- Bankruptcy attorneys
- A court and judge
- Possibly a creditors committee
- Financial advisors
- Strict reporting requirements and deadlines for reporting
- Possibly a Trustee
The Beauty of the Bankruptcy Process
The beauty of the bankruptcy process, specifically Chapter 11, is that if the process and filing are well planned out there is a very good chance of success and emerging the other side with a strong company producing cash flow.
Kicking the Can Down the Road | Hardworking, proud, and out of control?
Common attributes of CEO’s, business owners/entrepreneurs are hardworking, proud, and they have always been in control. This is the first time for many business owners and CEOs not to be in control, it is the first time for feeling financial distress. So many of them “kick the can down the road” and avoid what their balance sheet and P&L are telling them.
The Debt is Not Going Away
Yes, it is true that many banks are being “kind” during the COVID-19 process, and maybe providing waivers for strict financial covenants related to the debt. But the reality is the debt is not going away, and there is still a lot of uncertainty around what is normal and will be the “new norm” for business.
Reclaim Control | Business Restructuring Process
Now more than ever it is critical that your financial statements are on an accrual basis. A cash-basis balance sheet will NOT tell you what your real net working capital is, and you will only be lying to yourself.
Take Corrective Action
Corrective action – talk to a financial professional to determine if you might need to have your company restructured. Your financial professional is NOT the CPA that prepares your tax returns.
A Trusted Advisor
We can provide an analysis and recommendation and walk you through the restructuring process, out-of-court, or in-court through a bankruptcy process.
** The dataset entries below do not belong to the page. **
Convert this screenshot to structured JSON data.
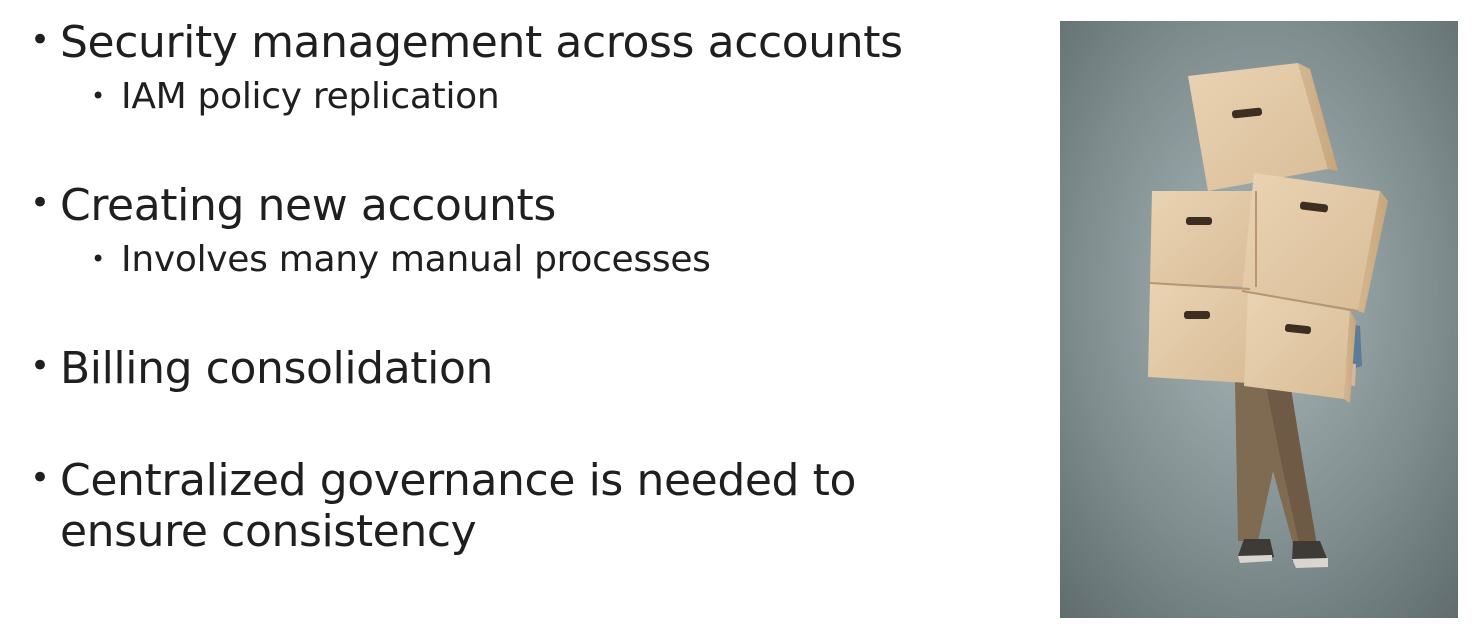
{
  "bullets": [
    {
      "text": "Security management across accounts",
      "subitems": [
        "IAM policy replication"
      ]
    },
    {
      "text": "Creating new accounts",
      "subitems": [
        "Involves many manual processes"
      ]
    },
    {
      "text": "Billing consolidation",
      "subitems": []
    },
    {
      "text": "Centralized governance is needed to ensure consistency",
      "subitems": []
    }
  ],
  "image": {
    "name": "person-carrying-boxes",
    "colors": {
      "background": "#7f8d8f",
      "boxes": "#e1c7a4",
      "boxes_shadow": "#cfae88",
      "pants": "#7f6a52",
      "shoes": "#3e3a36",
      "sleeve": "#5a7c99"
    }
  }
}
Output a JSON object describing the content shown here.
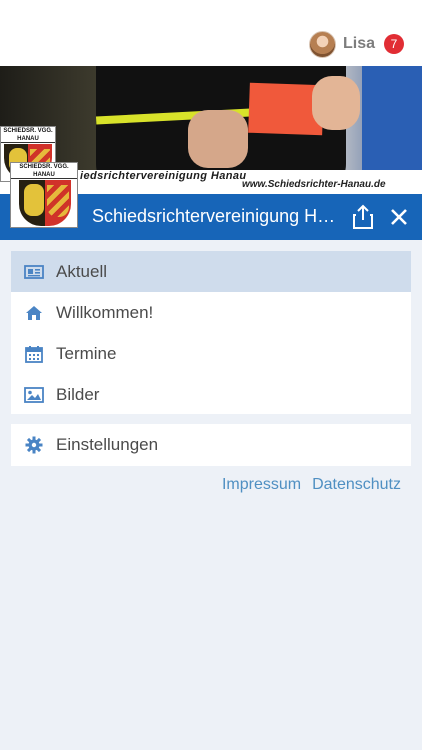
{
  "header": {
    "user_name": "Lisa",
    "notification_count": "7"
  },
  "banner": {
    "title_text": "iedsrichtervereinigung Hanau",
    "url_text": "www.Schiedsrichter-Hanau.de",
    "crest_small_lines": [
      "SCHIEDSR. VGG.",
      "HANAU"
    ],
    "crest_large_lines": [
      "SCHIEDSR. VGG.",
      "HANAU"
    ]
  },
  "appbar": {
    "title": "Schiedsrichtervereinigung Hanau"
  },
  "menu": {
    "items": [
      {
        "label": "Aktuell",
        "icon": "newspaper-icon",
        "active": true
      },
      {
        "label": "Willkommen!",
        "icon": "home-icon",
        "active": false
      },
      {
        "label": "Termine",
        "icon": "calendar-icon",
        "active": false
      },
      {
        "label": "Bilder",
        "icon": "image-icon",
        "active": false
      }
    ],
    "settings": {
      "label": "Einstellungen",
      "icon": "gear-icon"
    }
  },
  "footer": {
    "impressum": "Impressum",
    "datenschutz": "Datenschutz"
  },
  "colors": {
    "appbar": "#1765b8",
    "active_item": "#cfdcec",
    "icon": "#4a84c4",
    "link": "#4f8fc2",
    "badge": "#e12d34",
    "background": "#edf1f7"
  }
}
Give us a call and find out how we can become your trusted financial advisor through this difficult time.
Download the free External Analysis whitepaper that guides you through overcoming obstacles and preparing how your company is going to react to external factors.